  1. All of whose edges are parallel to the $x$- or $y$-axes, and all of whose vertices are lattice points.

  2. Which makes only left (counterclockwise) turns, when directed.

  3. Is not a "double spiral" in the sense that, if the edges lying on the axis-parallel bounding box are removed, the remaining edges form a connected curve.

This 3rd condition may seem unnatural—and I am not certain I've captured it correctly—but is intended to exclude the right figure below:

I believe I have proved that, for any $S$, there exists a lattice spiral covering $S$, i.e., every point of $S$ lies on the spiral. The proof relies on nested bounding boxes: The bounding box of $S$ includes some points $S_0$. Then the bounding box of $S \setminus S_0$ includes points $S_1$. Continuing in this manner leads to nested bounding boxes. Then spirals can be connected from the innermost box outward.

Sometimes, a given $S$ leaves very little choice:

But in general, especially with many horizontal and vertical collinearities among the points of $S$, there are options, some shorter than others. E.g.:
My question is: Is there an efficient algorithm that will find a shortest spiral for a given $S$, where "shortest" is defined by the Euclidean length of the edges of the spiral?
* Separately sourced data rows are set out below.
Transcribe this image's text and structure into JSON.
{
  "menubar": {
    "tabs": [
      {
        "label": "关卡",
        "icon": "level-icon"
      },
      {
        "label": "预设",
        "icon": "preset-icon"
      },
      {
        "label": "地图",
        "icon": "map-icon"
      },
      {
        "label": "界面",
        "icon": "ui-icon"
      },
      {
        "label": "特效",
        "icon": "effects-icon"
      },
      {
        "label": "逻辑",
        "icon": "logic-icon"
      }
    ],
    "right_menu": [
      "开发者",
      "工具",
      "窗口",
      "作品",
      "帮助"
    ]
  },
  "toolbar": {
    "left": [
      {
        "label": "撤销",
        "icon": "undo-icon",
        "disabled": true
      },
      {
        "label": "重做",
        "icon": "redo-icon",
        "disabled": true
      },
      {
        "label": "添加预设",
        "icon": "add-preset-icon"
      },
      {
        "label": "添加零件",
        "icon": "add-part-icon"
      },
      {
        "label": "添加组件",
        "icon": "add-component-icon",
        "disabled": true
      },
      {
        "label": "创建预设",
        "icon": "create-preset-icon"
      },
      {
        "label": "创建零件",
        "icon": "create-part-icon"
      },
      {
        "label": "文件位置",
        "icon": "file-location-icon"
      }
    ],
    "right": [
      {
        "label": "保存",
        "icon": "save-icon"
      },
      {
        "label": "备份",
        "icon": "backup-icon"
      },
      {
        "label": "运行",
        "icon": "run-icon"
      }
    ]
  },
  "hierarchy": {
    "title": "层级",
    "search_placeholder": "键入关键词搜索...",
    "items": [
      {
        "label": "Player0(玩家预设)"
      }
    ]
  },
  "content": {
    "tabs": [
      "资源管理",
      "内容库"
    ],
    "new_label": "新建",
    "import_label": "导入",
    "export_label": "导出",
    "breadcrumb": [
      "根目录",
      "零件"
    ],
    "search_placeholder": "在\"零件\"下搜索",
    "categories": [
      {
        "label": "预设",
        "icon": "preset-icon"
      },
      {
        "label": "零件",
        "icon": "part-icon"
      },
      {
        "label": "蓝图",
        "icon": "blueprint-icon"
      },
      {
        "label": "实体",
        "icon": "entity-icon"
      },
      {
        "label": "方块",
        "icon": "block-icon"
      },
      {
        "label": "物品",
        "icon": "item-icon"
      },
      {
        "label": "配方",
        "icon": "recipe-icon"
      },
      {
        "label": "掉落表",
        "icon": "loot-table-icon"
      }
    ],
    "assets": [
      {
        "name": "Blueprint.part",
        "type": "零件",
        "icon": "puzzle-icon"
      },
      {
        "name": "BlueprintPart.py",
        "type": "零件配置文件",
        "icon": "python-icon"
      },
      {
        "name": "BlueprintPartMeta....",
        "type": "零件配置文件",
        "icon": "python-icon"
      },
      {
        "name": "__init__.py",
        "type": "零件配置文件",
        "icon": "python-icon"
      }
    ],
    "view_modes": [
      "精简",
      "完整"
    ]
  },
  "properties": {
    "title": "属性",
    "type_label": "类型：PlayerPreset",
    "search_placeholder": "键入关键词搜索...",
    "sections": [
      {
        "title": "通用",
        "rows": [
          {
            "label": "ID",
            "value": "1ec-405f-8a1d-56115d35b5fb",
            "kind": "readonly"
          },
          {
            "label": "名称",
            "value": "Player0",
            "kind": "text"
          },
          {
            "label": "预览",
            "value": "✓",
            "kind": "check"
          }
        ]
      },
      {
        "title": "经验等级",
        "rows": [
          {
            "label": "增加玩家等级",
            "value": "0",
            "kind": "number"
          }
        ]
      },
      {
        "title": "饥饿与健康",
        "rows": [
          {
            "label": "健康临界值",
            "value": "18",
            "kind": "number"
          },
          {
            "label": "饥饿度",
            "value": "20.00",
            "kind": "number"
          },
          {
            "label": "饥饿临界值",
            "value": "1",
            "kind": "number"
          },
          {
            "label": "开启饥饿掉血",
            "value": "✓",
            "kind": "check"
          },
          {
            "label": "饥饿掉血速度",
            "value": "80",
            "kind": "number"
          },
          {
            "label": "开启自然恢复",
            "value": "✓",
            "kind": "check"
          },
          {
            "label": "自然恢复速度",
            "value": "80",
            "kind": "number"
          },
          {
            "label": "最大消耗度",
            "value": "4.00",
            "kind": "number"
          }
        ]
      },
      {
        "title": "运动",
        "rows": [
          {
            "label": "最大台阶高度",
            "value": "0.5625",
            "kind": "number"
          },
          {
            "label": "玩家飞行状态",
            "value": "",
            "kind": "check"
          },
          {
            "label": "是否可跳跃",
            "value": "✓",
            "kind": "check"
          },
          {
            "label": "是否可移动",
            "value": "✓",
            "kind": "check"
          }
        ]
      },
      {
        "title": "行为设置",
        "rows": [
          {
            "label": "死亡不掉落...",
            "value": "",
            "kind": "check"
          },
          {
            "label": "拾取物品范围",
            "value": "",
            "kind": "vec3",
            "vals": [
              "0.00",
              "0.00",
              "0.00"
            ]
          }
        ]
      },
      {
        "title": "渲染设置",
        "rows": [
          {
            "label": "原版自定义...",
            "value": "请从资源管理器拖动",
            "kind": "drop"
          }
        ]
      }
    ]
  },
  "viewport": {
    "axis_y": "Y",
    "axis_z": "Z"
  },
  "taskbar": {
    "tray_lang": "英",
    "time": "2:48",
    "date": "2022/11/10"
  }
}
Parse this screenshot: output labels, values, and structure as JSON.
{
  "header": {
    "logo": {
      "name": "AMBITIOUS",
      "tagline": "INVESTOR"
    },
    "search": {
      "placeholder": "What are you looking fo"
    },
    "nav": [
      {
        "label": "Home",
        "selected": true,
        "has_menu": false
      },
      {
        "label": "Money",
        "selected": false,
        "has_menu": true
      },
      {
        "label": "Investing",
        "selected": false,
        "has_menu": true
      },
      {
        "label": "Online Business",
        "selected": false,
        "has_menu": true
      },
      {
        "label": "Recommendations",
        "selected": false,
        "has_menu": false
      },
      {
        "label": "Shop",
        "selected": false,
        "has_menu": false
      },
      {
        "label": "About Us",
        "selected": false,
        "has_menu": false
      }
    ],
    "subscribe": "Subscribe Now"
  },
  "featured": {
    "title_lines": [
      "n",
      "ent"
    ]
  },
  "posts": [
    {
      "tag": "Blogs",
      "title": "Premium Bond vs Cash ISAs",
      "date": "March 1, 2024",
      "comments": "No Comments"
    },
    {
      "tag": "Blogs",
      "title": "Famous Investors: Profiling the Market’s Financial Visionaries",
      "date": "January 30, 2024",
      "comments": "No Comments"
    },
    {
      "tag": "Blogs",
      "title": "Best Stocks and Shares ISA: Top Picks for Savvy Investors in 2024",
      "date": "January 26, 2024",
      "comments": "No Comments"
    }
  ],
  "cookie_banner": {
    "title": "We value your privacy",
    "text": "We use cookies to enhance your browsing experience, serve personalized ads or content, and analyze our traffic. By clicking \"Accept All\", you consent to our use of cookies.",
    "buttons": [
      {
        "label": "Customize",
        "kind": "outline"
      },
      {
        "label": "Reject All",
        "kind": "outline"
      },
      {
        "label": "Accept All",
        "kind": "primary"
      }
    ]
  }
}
Are there properties of such a shortest spiral that could help avoid a brute-force search? (Another variant is to define length as the number of edges, ignoring their Euclidean length. The spiral right above is shorter in both senses.)

My question is inspired by (and hopefully easier than) some apparently difficult questions posed by Filip Morić, discussed in this recent paper:

Dumitrescu, Gerbner, Keszegh, Tóth. "Covering paths for planar point sets." Discrete & Computational Geometry, Vol.51, No.2, Mar.2014, 462--484.

(Added in response to a question). Not quite what I intended, but this is a spiral according to my definition:


1 Answer 1


Given the handedness of the spiral and the direction of the spiral when hitting the last point, there is a unique spiral that passes through all the points. Enumerating the 8 possibilities yields the answer.


Assume without loss of generality that the spiral turns clockwise and ends facing south. Clearly, the spiral ends on a point in $p = (x, y) \in S$. No point can lie strictly to the east of $p$, and among points sharing the same ordinate, $p$ must be the southernmost. Thus, $p$ is determined uniquely.

If we remove $p$ from $S$, we can now determine the last point the spiral hit when it was headed east, prior to turning south. It is the northernmost, then easternmost point in the set.

Repeating the process, we exhaust all the points and determine the unique clockwise spiral that ends facing south.

The same process can be repeated for each direction, clockwise and counter clockwise and the length of the 8 spirals can be compared.

  • $\begingroup$ Why must $p$ be southermost? If there are several points sharing that same $x$-coordinate, it seems that all are candidates for the last point. $\endgroup$ Sep 5, 2014 at 12:21
  • $\begingroup$ I suppose your definition of a spiral does include this case. I was assuming that no two distinct parallel edges could be on the same line - the algorithm might be salvageable though. $\endgroup$
    – Arthur B
    Sep 5, 2014 at 12:24
  • $\begingroup$ Yes. Already, though, you've provided insights I didn't see. Thanks! $\endgroup$ Sep 5, 2014 at 12:26
  • $\begingroup$ In fact, I think this can only happen in the very last segment. So you might need to try different starting points, but not all of them will yield a feasible spiral $\endgroup$
    – Arthur B
    Sep 5, 2014 at 12:30
  • $\begingroup$ Wait actually, how can it be not the southernmost easternmost point if you apply condition 3? All the examples I can think of become disconnected if you remove the edges lying on the bounding box. $\endgroup$
    – Arthur B
    Sep 5, 2014 at 13:00

Your Answer

By clicking “Post Your Answer”, you agree to our terms of service, privacy policy and cookie policy

Not the answer you're looking for? Browse other questions tagged or ask your own question.